*** Data section Section Begins ***

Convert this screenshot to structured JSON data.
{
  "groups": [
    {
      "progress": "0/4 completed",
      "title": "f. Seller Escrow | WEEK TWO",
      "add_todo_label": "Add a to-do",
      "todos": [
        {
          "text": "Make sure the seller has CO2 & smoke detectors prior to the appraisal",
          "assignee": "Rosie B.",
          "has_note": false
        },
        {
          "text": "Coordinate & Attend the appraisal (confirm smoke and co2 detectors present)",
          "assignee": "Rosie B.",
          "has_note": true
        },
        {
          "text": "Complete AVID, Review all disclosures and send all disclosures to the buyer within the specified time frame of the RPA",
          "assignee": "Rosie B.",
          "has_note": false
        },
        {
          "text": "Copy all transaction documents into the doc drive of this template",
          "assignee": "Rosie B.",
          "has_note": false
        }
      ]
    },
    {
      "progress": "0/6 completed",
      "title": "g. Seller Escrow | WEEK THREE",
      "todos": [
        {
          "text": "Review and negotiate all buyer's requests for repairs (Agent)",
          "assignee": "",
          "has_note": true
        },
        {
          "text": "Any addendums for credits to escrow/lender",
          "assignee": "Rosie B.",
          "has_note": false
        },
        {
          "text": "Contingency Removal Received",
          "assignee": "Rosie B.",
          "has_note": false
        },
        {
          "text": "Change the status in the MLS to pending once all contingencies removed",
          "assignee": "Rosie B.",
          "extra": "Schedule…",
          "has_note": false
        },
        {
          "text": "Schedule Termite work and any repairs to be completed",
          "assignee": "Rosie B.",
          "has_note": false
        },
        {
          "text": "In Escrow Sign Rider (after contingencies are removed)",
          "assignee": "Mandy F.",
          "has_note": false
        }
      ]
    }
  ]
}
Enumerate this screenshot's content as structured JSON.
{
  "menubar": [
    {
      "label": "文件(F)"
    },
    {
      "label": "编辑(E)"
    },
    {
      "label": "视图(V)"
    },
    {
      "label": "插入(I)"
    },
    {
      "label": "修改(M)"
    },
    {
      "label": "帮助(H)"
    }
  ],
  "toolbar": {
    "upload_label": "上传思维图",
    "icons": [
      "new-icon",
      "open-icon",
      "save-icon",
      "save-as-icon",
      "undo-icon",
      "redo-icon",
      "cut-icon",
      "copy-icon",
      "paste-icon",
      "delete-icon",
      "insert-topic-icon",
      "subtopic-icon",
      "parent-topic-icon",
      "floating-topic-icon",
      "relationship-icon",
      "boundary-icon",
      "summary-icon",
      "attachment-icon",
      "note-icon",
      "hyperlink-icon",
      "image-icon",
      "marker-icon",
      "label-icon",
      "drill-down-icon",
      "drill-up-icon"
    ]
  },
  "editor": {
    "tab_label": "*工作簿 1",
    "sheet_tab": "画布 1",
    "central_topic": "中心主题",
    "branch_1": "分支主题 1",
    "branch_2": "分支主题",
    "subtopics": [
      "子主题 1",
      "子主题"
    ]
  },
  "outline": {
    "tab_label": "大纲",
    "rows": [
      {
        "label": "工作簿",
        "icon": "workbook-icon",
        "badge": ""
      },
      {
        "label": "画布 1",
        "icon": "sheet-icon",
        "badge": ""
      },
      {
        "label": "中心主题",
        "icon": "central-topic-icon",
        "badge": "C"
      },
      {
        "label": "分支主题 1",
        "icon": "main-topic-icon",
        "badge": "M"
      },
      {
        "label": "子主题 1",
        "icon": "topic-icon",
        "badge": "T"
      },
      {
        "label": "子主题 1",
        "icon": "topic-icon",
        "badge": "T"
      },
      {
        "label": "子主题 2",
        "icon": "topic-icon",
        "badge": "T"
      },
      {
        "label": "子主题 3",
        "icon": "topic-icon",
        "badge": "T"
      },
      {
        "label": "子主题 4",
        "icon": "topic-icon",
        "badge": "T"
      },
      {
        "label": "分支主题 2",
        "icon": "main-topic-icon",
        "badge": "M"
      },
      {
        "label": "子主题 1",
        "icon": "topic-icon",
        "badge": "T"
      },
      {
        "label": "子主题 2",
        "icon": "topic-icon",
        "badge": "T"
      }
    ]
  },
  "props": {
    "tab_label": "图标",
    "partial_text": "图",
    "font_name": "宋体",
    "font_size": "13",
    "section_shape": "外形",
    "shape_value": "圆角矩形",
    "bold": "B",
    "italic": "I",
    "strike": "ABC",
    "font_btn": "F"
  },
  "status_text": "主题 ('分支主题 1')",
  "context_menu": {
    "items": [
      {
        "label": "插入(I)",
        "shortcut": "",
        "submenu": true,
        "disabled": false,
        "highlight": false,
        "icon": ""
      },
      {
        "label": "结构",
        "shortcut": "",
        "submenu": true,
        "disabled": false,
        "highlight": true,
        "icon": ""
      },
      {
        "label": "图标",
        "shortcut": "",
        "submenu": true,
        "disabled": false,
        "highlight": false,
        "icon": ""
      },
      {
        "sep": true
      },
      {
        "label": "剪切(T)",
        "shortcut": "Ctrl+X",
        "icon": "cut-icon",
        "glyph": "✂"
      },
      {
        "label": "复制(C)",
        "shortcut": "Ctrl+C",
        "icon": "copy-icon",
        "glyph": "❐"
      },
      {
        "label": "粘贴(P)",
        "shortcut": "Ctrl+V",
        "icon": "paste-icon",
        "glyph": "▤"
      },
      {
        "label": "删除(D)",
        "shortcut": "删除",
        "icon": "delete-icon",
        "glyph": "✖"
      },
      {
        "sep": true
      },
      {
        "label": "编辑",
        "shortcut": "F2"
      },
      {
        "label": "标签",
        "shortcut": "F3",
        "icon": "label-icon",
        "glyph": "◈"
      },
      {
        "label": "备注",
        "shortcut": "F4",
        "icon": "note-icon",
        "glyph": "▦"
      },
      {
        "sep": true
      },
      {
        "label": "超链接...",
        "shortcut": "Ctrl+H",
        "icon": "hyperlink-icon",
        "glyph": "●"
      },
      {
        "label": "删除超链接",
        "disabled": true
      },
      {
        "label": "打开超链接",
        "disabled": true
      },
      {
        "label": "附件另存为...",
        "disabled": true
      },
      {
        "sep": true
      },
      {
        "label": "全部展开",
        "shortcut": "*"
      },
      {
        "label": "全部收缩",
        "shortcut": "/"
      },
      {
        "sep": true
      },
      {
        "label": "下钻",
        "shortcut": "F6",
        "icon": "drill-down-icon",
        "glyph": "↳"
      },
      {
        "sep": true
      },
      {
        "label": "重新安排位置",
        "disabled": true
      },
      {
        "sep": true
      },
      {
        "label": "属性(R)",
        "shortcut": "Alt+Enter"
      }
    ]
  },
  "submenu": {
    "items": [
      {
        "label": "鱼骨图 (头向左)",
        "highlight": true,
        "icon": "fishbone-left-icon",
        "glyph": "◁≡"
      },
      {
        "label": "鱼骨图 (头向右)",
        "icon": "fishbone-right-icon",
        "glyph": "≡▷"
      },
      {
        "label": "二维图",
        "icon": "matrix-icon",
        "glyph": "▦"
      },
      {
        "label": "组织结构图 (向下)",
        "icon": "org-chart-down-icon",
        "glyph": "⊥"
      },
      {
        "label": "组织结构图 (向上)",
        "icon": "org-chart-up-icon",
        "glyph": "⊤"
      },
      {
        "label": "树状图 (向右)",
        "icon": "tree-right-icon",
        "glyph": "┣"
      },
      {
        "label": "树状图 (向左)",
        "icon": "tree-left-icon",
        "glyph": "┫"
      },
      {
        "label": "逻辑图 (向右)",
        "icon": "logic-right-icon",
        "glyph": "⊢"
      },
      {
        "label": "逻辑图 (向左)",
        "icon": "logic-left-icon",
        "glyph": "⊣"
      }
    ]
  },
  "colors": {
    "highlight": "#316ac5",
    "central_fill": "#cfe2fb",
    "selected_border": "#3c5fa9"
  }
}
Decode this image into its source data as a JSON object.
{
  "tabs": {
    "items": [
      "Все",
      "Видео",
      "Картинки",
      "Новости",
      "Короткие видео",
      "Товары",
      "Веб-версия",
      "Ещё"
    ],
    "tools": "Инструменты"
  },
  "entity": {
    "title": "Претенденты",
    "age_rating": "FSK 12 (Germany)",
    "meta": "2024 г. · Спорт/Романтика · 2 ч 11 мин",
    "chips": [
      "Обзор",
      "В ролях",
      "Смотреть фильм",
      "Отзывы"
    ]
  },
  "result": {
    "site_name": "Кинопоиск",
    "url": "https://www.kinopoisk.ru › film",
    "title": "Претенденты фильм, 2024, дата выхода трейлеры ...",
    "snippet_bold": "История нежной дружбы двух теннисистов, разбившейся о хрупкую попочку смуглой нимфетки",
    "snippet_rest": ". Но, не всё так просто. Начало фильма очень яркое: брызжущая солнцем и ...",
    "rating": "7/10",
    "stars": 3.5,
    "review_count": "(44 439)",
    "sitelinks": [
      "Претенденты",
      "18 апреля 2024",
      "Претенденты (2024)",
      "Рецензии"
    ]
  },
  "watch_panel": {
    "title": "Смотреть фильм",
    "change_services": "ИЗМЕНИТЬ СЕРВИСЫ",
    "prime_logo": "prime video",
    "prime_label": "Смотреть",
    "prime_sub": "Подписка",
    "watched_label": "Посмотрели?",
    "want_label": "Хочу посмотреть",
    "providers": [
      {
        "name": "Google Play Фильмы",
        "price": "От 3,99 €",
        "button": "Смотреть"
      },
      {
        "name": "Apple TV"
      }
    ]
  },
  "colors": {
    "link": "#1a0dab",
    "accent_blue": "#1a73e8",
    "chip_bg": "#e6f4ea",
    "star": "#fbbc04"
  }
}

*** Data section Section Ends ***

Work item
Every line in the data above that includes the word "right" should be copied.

Response to this task
        "icon": "fishbone-right-icon",
        "icon": "tree-right-icon",
        "icon": "logic-right-icon",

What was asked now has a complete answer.